In this case, Barrow's indictment charged that an investigation was “pending” as well as was “in progress.” This means that the State was not required to prove that a narcotics investigation had commenced but could show that one was impending. Officer Lummus's video confirms that he questioned Barrow about the transaction at the shop and that he told Barrow that he believed someone was trying to sell Barrow something. Barrow denied knowing who approached his car at the shop but did admit that this unknown individual tried to sell him dope. This is sufficient to establish that, at a minimum, a narcotics investigation was impending.
Moreover, Barrow swallowed the rock-like substance after being questioned about it by Officer Lummus and after being instructed to spit it out. Other courts have found similar evidence sufficient to support a tampering conviction. See, e.g., Lewis v. State, 56 S.W.3d 617, 625 (Tex.App.-Texarkana 2001, no pet.) (affirming tampering conviction based upon evidence that defendant-who was initially stopped for traffic offense-swallowed cocaine after being ordered to spit it out).
Viewing all of the evidence in the light most favorable to the verdict, we find that a rational juror could have concluded beyond a reasonable doubt that Barrow was guilty of tampering. When the evidence is viewed in a neutral light, the jury's verdict is not clearly wrong, manifestly unjust or against the great weight and preponderance of the conflicting evidence. Barrow's first issue is overruled. Watson, 204 S.W.3d at 414-15; Johnson, 23 S.W.3d at 10-11.
The judgment of the trial court is affirmed.
1. Tex.Code Crim. Proc. Ann. art. 38.23 (Vernon 2005).
2. Barrow characterizes the traffic stop as illegal and reminds us of his motion to suppress and his objection to Officer Lummus's trial testimony, but he did not assign a point of error to the trial court's denial of his motion to suppress or its rulings on his evidentiary objections.
3. Tex. Transp. Code Ann. § 544.010(c) (Vernon 1999) requires drivers approaching a stop sign to:[S]top before entering the crosswalk on the near side of the intersection. In the absence of a crosswalk, the operator shall stop at a clearly marked stop line. In the absence of a stop line, the operator shall stop at the place nearest the intersecting roadway where the operator has a view of approaching traffic on the intersecting roadway.
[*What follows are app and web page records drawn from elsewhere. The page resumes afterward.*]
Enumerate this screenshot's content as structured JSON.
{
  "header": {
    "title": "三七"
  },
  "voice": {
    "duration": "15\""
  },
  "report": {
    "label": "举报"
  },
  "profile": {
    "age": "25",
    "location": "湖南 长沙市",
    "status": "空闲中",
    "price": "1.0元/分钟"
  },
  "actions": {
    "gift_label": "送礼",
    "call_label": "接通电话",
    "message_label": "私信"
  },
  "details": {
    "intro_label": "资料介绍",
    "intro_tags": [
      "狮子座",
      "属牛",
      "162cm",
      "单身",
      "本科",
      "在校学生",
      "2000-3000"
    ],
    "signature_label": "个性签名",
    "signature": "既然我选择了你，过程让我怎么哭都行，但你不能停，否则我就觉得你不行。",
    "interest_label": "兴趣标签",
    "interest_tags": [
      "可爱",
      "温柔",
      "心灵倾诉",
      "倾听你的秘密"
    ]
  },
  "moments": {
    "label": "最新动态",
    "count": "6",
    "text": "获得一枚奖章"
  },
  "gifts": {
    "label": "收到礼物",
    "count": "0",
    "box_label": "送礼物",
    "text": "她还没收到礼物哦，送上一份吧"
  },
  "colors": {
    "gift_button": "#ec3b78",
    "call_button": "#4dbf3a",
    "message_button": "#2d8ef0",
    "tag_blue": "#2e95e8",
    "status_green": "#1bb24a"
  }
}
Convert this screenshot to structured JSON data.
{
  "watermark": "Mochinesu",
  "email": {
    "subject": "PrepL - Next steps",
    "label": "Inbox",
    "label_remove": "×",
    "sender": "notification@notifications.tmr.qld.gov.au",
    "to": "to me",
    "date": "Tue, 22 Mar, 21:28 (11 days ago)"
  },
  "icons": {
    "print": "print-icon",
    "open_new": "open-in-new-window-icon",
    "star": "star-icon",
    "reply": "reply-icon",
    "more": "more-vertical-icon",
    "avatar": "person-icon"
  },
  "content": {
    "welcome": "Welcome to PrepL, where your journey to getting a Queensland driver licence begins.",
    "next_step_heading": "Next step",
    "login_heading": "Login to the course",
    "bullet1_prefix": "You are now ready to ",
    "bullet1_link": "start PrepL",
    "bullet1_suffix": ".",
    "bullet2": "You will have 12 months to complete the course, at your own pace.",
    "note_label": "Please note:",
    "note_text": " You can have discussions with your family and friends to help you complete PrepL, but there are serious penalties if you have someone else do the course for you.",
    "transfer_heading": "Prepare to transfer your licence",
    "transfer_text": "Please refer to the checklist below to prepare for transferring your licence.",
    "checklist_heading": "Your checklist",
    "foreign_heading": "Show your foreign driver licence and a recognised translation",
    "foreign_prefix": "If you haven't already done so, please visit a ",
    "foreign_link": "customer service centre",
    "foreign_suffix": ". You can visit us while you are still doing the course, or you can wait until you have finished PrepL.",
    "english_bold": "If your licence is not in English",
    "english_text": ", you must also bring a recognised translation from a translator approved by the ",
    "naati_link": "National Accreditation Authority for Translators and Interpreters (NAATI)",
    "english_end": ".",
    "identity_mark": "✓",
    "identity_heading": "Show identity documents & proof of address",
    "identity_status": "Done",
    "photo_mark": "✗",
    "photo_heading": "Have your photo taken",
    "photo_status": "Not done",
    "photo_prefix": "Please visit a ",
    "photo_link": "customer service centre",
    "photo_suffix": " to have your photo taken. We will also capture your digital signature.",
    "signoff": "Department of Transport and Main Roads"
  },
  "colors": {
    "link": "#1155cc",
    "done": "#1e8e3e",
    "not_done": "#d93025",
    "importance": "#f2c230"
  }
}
4. Barrow stated in his affidavit:On December 3, 2005, the traffic stop in this matter was conducted without a search warrant. Officer Lummus never indicated that he possessed a warrant to search the vehicle, such person or to arrest me. He also never advised me of my right to remain silent, have an attorney present during any questioning or to have an attorney appointed if I could not afford one. Had I known my rights, I would have asserted them and chosen to speak with an attorney before providing the police with any information that could or could not have implicated me.If I had been given an attorney, I would have known not to give any statements.Barrow did not testify during the guilt/innocence phase of the trial.
RICK STRANGE, Justice.